to sell or lease his real property is not suffiis either actual or ostensible when the prin
cient, usually speaking, as a grant of power cipal unintentionally or by want of ordi
Salter v. Ives, 171 Cal. 790, 155 Pac. 84. another to be his agent who is not really
2. A written authorization "to negotiate a employed by him.-Raleigh v. Lee, 26 Cal.
lease" does not by its terms confer upon the App. 229, 146 Pac. 696.
agent the power to execute a lease.--Salter As to ostensible agency, see, also, post,
v. Ives, 171 Cal. 790, 155 Pac. 84. C. C. pt., $ 2300.
3. An insurance company, like any other As to ostensible authority of agent, see principal, may limit the powers of its agents, post, C. C. pt., $ 2317.
and where this is done by clear and plain 2. Where the authority of an agent is un- terms in the policy and the applicant acwritten, and express oral authority is not
cepts the policy, it becomes the contract besatisfactorily shown, such authority may be
tween him and the
company, and he is implied from acts and circumstances shown. charged with knowledge of its terms, among -Spoon v. Sheldon, 27 Cal. App. 765, 151 Pac.
others, the limitations upon the power of 150.
the agent of the company.-Porter v. Gen
eral Accident Fire & Life Assur. Corp., 30 $ 2300.
Cal. App. 198, 157 Pac. 825. 1. Ostensible agency. The application of the rule of ostensible agency or authority $ 2317. depends primarily upon the acts or conduct
1. Ostensible authority, what is. Within or words of the principal, and not upon the
the scope of his ostensible authority the acts or conduct or words of the agent. The
agent represents the principal and all liarule is that a principal will be bound by bilities that would accrue to the agent within those acts of his agent which he has given
such limits accrue to the principal; and, as other persons reason to suppose are done by
against the principal, both principal and his authority, but such authority arises by
agent are deemed to have notice of whatimplication and can only spring from the
ever either has notice of, and ought in words, acts, or conduct of the principal.
good faith and the exercise of ordinary care Wiley B. Allen Co. v. Wood, 32 Cal. App. 76,

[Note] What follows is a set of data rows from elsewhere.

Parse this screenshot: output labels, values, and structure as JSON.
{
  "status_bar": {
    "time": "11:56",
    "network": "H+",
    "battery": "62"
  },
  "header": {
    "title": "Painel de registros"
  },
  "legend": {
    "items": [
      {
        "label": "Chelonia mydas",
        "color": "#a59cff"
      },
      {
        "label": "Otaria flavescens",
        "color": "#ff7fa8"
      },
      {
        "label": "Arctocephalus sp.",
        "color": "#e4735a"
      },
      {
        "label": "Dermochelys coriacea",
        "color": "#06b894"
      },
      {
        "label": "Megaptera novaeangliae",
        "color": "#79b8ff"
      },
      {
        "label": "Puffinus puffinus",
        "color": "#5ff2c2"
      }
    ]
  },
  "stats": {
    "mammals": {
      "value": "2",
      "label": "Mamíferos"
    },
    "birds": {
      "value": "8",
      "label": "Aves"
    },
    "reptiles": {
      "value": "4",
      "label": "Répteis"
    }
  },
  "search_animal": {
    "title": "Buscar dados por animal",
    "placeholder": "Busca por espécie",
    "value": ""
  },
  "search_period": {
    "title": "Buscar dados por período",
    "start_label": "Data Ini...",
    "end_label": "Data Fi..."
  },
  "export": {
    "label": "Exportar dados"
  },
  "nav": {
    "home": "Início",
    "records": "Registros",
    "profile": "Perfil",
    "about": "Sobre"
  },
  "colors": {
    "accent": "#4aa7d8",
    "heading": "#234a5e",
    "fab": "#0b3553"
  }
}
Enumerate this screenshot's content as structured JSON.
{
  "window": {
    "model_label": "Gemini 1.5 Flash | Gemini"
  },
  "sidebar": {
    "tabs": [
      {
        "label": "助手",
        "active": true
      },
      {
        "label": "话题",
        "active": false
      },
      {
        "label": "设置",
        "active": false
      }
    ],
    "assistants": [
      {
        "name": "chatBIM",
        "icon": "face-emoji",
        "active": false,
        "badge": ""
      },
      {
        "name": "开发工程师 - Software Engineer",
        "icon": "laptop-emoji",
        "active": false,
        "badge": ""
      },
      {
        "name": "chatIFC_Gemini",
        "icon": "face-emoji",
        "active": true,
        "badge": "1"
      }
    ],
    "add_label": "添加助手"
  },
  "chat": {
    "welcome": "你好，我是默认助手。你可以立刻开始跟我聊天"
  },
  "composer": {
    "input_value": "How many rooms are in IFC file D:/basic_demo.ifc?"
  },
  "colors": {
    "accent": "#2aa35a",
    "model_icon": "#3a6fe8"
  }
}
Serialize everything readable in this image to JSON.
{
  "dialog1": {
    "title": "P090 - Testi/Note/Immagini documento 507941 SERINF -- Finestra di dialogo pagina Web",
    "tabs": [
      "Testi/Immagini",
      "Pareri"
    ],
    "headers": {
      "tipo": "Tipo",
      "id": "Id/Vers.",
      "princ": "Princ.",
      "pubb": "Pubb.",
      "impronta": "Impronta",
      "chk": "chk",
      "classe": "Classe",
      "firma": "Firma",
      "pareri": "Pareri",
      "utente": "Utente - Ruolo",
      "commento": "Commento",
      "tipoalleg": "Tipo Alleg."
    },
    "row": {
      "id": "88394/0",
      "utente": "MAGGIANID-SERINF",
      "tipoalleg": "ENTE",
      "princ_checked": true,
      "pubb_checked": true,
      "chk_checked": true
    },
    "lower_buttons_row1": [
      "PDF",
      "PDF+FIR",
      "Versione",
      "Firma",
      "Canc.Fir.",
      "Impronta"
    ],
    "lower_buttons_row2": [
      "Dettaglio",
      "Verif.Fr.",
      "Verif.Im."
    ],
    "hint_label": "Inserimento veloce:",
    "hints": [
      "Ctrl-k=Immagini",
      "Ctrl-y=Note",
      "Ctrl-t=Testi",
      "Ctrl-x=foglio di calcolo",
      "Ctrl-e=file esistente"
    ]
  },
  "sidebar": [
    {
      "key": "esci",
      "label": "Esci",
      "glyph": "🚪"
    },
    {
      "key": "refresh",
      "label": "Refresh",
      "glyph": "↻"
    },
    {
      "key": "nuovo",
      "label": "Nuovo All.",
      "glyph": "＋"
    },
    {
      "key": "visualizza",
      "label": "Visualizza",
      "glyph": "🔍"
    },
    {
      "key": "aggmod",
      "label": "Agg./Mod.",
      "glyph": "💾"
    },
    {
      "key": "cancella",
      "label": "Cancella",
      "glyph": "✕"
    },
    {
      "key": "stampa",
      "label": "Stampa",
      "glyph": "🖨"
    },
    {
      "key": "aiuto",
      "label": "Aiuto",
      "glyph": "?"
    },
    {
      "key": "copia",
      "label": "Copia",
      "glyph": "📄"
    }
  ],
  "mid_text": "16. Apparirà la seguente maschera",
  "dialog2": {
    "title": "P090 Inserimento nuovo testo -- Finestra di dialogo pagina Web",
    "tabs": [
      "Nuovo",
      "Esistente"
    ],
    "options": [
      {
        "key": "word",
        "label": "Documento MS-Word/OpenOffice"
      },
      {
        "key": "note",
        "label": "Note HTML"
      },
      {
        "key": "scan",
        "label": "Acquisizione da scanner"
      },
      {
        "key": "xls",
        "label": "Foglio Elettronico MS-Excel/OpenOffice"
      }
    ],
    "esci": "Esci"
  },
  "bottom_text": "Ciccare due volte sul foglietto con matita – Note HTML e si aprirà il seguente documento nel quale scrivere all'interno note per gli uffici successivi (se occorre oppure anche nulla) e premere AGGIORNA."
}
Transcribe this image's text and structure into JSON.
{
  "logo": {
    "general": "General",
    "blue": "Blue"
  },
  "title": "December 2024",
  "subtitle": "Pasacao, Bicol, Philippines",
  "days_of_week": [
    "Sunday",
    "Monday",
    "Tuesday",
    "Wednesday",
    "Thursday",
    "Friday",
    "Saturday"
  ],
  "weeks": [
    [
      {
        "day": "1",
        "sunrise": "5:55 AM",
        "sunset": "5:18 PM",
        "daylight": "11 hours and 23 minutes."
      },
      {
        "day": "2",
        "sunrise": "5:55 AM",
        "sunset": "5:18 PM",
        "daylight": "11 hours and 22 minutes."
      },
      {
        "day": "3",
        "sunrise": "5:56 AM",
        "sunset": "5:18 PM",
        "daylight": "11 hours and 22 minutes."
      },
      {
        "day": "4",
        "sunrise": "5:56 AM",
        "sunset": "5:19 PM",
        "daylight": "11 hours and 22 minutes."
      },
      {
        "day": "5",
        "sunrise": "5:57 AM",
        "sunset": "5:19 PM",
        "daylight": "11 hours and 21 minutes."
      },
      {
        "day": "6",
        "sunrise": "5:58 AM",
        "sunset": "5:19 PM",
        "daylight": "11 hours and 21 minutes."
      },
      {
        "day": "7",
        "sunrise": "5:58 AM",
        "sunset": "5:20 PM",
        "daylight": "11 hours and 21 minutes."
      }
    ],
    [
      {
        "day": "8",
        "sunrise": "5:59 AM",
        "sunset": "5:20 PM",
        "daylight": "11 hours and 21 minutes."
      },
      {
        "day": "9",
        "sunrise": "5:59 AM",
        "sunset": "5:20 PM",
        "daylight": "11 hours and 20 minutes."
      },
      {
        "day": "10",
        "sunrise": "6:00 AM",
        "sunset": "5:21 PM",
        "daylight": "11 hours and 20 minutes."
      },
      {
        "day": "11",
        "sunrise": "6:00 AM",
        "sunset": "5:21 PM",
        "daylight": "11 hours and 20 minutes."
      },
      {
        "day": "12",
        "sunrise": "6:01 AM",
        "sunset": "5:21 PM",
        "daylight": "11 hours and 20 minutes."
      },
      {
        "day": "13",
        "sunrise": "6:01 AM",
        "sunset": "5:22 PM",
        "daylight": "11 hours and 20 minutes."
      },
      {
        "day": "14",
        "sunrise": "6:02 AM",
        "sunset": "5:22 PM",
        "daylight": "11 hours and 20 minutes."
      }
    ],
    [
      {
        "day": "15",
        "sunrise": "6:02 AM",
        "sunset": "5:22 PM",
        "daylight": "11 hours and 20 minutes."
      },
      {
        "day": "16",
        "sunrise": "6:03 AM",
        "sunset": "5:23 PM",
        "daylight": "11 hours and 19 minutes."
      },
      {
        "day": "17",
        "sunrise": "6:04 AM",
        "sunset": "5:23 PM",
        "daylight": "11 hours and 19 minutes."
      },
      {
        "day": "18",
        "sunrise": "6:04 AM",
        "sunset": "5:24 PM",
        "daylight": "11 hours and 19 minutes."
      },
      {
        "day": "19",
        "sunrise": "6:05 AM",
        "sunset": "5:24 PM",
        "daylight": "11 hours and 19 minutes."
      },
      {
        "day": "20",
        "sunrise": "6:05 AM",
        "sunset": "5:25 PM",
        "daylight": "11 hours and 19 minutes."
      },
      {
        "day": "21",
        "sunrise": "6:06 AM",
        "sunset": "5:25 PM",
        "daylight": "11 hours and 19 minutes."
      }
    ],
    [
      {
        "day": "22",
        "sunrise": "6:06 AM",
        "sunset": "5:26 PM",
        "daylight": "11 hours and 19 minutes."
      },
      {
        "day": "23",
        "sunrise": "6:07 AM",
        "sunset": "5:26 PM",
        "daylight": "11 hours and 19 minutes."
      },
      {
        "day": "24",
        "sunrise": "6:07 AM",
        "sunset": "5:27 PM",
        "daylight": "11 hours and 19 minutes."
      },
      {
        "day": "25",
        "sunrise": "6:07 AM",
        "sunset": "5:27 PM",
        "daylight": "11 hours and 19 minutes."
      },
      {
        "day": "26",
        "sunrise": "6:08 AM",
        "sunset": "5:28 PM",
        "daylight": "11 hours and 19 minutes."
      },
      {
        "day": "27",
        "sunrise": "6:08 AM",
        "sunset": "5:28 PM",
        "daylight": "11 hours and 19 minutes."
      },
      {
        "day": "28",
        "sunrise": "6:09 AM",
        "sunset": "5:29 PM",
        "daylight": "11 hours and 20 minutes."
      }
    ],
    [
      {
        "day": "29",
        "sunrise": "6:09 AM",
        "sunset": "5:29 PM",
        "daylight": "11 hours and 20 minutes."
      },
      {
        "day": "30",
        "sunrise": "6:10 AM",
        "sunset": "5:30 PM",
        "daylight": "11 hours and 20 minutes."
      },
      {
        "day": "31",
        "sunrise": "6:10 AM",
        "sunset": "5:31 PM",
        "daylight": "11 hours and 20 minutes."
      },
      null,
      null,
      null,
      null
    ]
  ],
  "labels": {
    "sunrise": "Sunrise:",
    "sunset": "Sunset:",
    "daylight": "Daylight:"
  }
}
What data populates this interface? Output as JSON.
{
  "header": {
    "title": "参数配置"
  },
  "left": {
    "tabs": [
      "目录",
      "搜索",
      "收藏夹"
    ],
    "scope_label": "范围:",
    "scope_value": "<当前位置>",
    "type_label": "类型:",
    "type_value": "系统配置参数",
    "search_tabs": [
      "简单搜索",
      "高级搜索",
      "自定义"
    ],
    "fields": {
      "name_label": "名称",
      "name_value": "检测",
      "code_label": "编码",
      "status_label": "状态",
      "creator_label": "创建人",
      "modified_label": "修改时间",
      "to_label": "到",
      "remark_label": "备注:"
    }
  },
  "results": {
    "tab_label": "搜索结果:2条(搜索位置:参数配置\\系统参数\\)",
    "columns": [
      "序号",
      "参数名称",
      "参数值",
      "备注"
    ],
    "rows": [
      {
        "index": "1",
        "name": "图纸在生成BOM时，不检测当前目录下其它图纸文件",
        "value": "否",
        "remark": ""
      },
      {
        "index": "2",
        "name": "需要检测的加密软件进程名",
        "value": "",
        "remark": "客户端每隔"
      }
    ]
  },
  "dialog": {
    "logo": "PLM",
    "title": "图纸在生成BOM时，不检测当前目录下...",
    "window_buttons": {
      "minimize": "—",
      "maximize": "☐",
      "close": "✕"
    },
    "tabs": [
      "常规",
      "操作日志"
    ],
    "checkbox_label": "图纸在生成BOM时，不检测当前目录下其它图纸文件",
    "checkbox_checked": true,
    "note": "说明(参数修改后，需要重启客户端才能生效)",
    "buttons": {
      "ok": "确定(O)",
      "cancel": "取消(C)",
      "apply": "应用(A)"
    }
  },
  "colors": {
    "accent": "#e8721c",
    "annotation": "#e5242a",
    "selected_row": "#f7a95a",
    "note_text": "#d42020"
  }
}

and diligence to communicate to the other. 162 Pac. 121.
A principal is bound by the acts of his As to ostensible authority of agent, see
agent, under a merely ostensible authority, post, C. C. pt., $ 2317.
to those persons who have in good faith,
and without want of ordinary care, incurred § 2309.
a liability or parted with value upon the 1. Form of authority-Construction.-Sec- faith thereof.-Raleigh v. Lee, 26 Cal. App. tion 2309 of the Civil Code, requiring an 229, 146 Pac. 696. agent's authority to execute a contract in 2. A local manager of a piano company writing to be itself in writing, does not who in the sale of pianos had authority to apply to the executive officers of a corpora- accept second-hand pianos as in part paytion.--McCartney v. Clover Valley Land & ment of pianos sold, and who in making a Stock Co., 232 Fed. 697.
sale accepted such a piano, does not imply